When working on an art special, the power of an image is sure to play on one’s mind – and a photograph of young men and women socialising in Damascus has given Andrew Tuck pause for thought. He introduces an issue that offers arresting snapshots of a world in flux.
I was in Asheville, North Carolina, for The Monocle Weekender when the photo desk received many of the shoots for this issue. Richard Spencer Powell, our creative director, kindly selected some images from the key features and emailed them to me so that I could see how many pages each story merited – and to assure me that all was running even more smoothly with me out of the way. One of the shoots I was especially keen to see was for our Syria dispatch (page 61).
A few months ago, after years of trying official routes, we took the decision to send our Beirut correspondent, Leila Molana-Allen, and a photographer, into Syria as tourists. This comes with risks: the Syrian regime is not keen on having uninvited journalists in their country. Precautions were taken. We agreed that they would travel overland from Lebanon with an organised group, first stopping in Damascus, then heading on to Aleppo, Homs and Palmyra; meeting contacts where possible, seeing the country’s attempts to revive its once vibrant tourism industry and gauging the mood of the nation.

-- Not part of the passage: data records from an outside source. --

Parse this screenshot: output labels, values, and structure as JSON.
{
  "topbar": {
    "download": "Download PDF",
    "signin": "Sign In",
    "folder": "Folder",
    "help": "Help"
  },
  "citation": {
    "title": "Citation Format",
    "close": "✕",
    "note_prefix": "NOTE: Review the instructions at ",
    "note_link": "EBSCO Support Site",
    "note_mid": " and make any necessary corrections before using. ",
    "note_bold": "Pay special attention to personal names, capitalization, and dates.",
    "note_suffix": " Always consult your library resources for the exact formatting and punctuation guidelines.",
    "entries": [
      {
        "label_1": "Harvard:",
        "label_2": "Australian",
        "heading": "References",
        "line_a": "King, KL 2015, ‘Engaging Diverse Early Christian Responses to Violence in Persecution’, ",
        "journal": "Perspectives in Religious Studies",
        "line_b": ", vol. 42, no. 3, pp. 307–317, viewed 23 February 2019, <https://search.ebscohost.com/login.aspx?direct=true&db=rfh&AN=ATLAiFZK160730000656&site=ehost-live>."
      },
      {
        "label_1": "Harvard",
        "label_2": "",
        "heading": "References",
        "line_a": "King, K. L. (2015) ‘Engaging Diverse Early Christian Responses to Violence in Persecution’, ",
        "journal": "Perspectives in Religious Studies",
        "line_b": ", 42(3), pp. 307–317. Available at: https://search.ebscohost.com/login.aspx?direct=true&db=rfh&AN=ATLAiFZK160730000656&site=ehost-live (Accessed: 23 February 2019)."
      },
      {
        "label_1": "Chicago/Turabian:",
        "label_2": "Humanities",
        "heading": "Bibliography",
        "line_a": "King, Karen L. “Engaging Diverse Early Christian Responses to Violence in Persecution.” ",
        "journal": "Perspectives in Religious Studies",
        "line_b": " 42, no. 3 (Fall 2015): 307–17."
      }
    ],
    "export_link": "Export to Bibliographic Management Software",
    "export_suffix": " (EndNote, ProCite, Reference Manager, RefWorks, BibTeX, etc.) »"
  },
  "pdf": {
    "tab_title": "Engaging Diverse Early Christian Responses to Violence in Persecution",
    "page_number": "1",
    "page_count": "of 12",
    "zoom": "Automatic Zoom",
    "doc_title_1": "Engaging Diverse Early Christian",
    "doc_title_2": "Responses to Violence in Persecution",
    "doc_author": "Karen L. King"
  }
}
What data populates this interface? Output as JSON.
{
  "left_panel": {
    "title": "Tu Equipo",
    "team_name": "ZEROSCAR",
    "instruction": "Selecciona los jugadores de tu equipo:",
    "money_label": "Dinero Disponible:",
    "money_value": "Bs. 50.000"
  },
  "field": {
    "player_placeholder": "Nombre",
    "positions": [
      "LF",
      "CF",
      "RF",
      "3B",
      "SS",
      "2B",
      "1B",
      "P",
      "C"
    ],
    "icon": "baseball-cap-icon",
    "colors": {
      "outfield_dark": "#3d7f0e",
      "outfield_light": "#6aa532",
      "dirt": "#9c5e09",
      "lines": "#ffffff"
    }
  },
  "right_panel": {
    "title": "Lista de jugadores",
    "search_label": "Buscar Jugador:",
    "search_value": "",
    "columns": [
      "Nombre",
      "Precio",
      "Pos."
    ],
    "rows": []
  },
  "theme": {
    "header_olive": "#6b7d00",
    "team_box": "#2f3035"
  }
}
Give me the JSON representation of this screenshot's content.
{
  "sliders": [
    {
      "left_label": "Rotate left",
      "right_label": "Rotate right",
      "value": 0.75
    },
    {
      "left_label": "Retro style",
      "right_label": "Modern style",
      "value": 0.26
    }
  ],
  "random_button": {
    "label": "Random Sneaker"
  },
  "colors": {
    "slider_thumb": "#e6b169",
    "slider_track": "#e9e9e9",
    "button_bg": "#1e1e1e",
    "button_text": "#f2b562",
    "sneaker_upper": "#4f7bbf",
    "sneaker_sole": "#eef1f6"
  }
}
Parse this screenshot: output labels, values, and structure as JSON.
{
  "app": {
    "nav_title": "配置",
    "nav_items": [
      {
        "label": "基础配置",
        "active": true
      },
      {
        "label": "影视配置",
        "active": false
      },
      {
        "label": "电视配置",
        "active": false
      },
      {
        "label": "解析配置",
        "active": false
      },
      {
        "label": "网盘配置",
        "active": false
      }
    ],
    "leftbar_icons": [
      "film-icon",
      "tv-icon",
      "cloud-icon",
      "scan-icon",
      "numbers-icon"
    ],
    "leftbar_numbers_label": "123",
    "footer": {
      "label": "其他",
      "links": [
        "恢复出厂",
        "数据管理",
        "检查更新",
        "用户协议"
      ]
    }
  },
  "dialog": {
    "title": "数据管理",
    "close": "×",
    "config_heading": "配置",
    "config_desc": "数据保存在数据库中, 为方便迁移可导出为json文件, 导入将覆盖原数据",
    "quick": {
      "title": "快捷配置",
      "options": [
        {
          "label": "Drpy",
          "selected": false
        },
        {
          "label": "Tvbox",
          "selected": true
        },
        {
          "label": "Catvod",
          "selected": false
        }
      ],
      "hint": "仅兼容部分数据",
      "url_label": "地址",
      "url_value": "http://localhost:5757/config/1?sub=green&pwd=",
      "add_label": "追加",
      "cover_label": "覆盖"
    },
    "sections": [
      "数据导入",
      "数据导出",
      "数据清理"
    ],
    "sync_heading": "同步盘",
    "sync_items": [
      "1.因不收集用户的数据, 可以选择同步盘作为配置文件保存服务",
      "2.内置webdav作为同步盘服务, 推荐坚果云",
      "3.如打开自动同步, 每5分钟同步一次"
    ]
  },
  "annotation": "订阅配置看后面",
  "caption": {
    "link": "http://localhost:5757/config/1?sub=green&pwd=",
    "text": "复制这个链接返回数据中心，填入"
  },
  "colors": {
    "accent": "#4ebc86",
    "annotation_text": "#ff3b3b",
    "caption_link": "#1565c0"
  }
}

Thankfully, all went well – mostly. There were some uneasy moments with the police, meaning that our photographer has decided not to use their name on this report. Leila is credited. But the pictures. In my hotel room, I opened the pdf sampler and found myself pulled in by one image in particular – you can see it on pages 70 and 71. Shot on a square in Damascus, it shows some 20 or so young men and two young women. The men – boys, really – all look as though they have been to the same barber: sides of heads are sharply shaved and a lot of hair product seems to be holding the rest of their neat cuts in place. One group is taking a selfie. A couple walks past, closer to the camera, holding hands. It’s a picture that looks so normal; just young people hanging out. It could be anywhere. But what aches is knowing that Syria is anything but normal, that even if these young Syrians live in Damascus, where the ravages of the civil war were felt less severely, their futures will be curtailed. It’s a picture of the everyday but also of people who can’t quite see how caught up in history they are. I hope that this same feeling comes across in Leila’s report: that after years of terror, of the gruesome Isis caliphate, the crushing of the democratic movement, the arrival of Russian forces, people are trying to find ways to rebuild their lives, cling on, take pleasure in mundane moments.
Rich also sent me another set of pictures to preview. These are far removed from the destruction of Syria. Liam Aldous, our Madrid correspondent for many years, has spent much of his time in Ibiza. For this issue’s Expo (page 187), he reports on a generation of transplants who find themselves on the island not for clubbing or life on the beach but to farm. There has always been magical mysticism at play in Ibiza, which has attracted people on personal journeys of discovery. But increasingly the island is a laboratory for sustainable farming at every scale. I am not quite ready to buy a hoe and farmer’s smock (though I like the look) but it did make me think that owning a goat could be a good life ambition.
This issue is also an art special (page 100) and Chiara Rimella has pulled together an impressive survey of what’s ahead this summer, the artists you should know, the pieces that collectors are snapping up, a preview of Art Basel and a dive into the photography market to find out the value of a perfect shot.
If you couldn’t join us in Asheville, here’s some news: our annual Quality of Life Conference will take place in Munich from Thursday 31 August to Saturday 2 September – and tickets have just gone on sale. It’s a highlight of our year. You’ll hear from 20 speakers, attend great dinners and receptions, see a dynamic city afresh and hang out with team monocle. Come. You can buy tickets at monocle.com or message our head of events, Hannah Grundy, at firstname.lastname@example.org. In the meantime, feel free to contact any of our editors with ideas and comments; you can find me at email@example.com. Have a good month.